** What this task involves **
I'd like the entries that follow repeated exactly, with the pictures left out.

[Dataset rows describing interfaces]
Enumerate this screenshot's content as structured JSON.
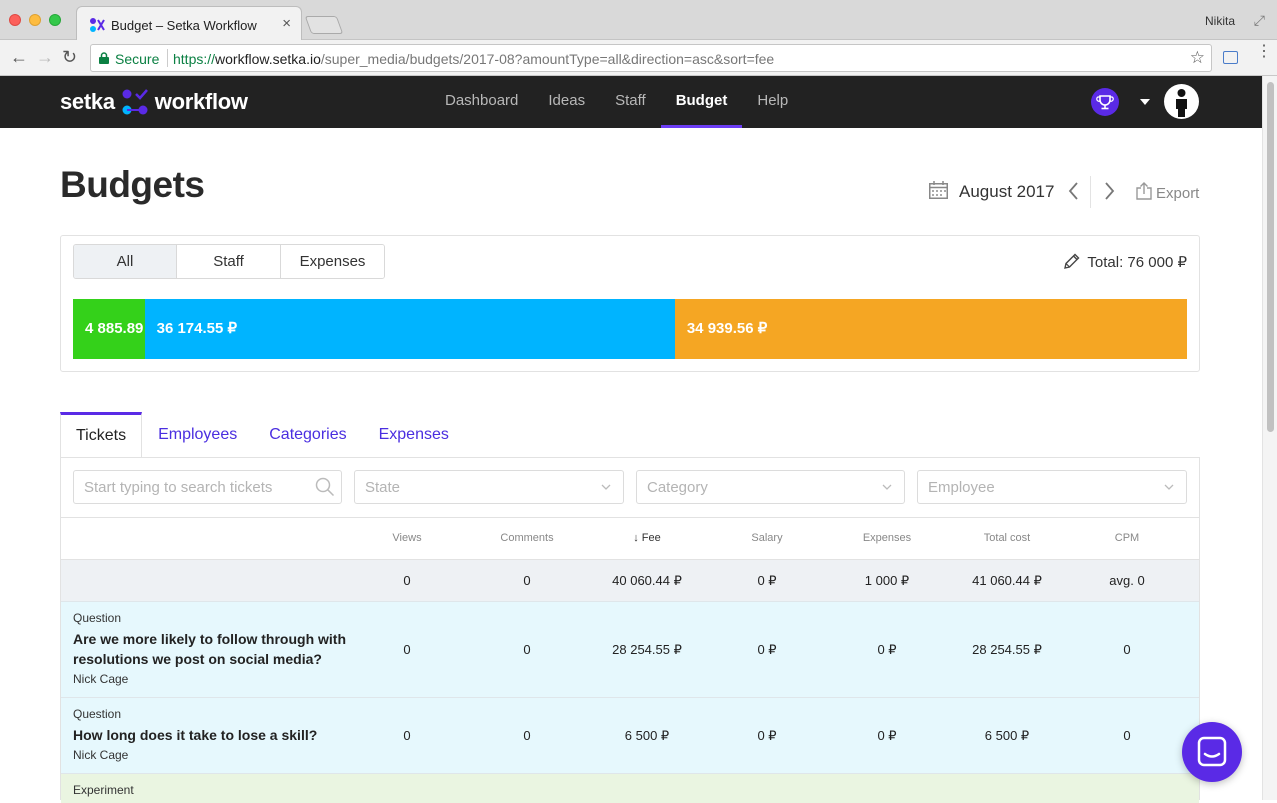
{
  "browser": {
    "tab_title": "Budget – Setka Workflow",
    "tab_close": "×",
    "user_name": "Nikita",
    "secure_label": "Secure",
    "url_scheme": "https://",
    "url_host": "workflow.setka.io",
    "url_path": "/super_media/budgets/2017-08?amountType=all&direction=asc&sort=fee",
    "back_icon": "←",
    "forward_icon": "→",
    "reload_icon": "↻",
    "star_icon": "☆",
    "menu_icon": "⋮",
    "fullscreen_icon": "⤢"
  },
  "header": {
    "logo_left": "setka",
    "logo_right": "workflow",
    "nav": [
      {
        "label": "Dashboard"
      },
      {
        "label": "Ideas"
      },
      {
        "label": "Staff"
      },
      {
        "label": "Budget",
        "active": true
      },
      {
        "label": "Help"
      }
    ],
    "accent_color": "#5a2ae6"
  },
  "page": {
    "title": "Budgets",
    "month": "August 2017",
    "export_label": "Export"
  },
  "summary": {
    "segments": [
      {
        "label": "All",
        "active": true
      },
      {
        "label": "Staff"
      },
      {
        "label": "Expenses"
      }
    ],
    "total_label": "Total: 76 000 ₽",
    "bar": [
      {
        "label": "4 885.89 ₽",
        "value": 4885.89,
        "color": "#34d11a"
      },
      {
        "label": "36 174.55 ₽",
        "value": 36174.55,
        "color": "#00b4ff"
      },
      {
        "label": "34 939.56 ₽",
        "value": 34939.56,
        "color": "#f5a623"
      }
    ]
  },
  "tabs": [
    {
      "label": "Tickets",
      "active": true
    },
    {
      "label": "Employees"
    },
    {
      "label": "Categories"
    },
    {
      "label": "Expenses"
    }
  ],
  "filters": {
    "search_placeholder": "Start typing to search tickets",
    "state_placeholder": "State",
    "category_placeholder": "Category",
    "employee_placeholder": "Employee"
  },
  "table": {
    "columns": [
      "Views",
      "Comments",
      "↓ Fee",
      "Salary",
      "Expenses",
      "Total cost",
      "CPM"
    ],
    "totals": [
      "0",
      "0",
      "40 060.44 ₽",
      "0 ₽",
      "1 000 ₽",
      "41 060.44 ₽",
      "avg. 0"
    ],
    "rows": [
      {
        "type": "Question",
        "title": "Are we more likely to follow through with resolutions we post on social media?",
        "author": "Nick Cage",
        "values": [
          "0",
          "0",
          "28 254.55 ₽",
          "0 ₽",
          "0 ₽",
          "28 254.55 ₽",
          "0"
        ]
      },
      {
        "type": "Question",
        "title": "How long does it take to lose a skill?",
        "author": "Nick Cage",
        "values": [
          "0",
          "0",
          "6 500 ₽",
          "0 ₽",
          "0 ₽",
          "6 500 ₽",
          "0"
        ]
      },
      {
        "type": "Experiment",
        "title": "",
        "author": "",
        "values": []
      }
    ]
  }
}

** Result of the task **
Enumerate this screenshot's content as structured JSON.
{
  "browser": {
    "tab_title": "Budget – Setka Workflow",
    "tab_close": "×",
    "user_name": "Nikita",
    "secure_label": "Secure",
    "url_scheme": "https://",
    "url_host": "workflow.setka.io",
    "url_path": "/super_media/budgets/2017-08?amountType=all&direction=asc&sort=fee",
    "back_icon": "←",
    "forward_icon": "→",
    "reload_icon": "↻",
    "star_icon": "☆",
    "menu_icon": "⋮",
    "fullscreen_icon": "⤢"
  },
  "header": {
    "logo_left": "setka",
    "logo_right": "workflow",
    "nav": [
      {
        "label": "Dashboard"
      },
      {
        "label": "Ideas"
      },
      {
        "label": "Staff"
      },
      {
        "label": "Budget",
        "active": true
      },
      {
        "label": "Help"
      }
    ],
    "accent_color": "#5a2ae6"
  },
  "page": {
    "title": "Budgets",
    "month": "August 2017",
    "export_label": "Export"
  },
  "summary": {
    "segments": [
      {
        "label": "All",
        "active": true
      },
      {
        "label": "Staff"
      },
      {
        "label": "Expenses"
      }
    ],
    "total_label": "Total: 76 000 ₽",
    "bar": [
      {
        "label": "4 885.89 ₽",
        "value": 4885.89,
        "color": "#34d11a"
      },
      {
        "label": "36 174.55 ₽",
        "value": 36174.55,
        "color": "#00b4ff"
      },
      {
        "label": "34 939.56 ₽",
        "value": 34939.56,
        "color": "#f5a623"
      }
    ]
  },
  "tabs": [
    {
      "label": "Tickets",
      "active": true
    },
    {
      "label": "Employees"
    },
    {
      "label": "Categories"
    },
    {
      "label": "Expenses"
    }
  ],
  "filters": {
    "search_placeholder": "Start typing to search tickets",
    "state_placeholder": "State",
    "category_placeholder": "Category",
    "employee_placeholder": "Employee"
  },
  "table": {
    "columns": [
      "Views",
      "Comments",
      "↓ Fee",
      "Salary",
      "Expenses",
      "Total cost",
      "CPM"
    ],
    "totals": [
      "0",
      "0",
      "40 060.44 ₽",
      "0 ₽",
      "1 000 ₽",
      "41 060.44 ₽",
      "avg. 0"
    ],
    "rows": [
      {
        "type": "Question",
        "title": "Are we more likely to follow through with resolutions we post on social media?",
        "author": "Nick Cage",
        "values": [
          "0",
          "0",
          "28 254.55 ₽",
          "0 ₽",
          "0 ₽",
          "28 254.55 ₽",
          "0"
        ]
      },
      {
        "type": "Question",
        "title": "How long does it take to lose a skill?",
        "author": "Nick Cage",
        "values": [
          "0",
          "0",
          "6 500 ₽",
          "0 ₽",
          "0 ₽",
          "6 500 ₽",
          "0"
        ]
      },
      {
        "type": "Experiment",
        "title": "",
        "author": "",
        "values": []
      }
    ]
  }
}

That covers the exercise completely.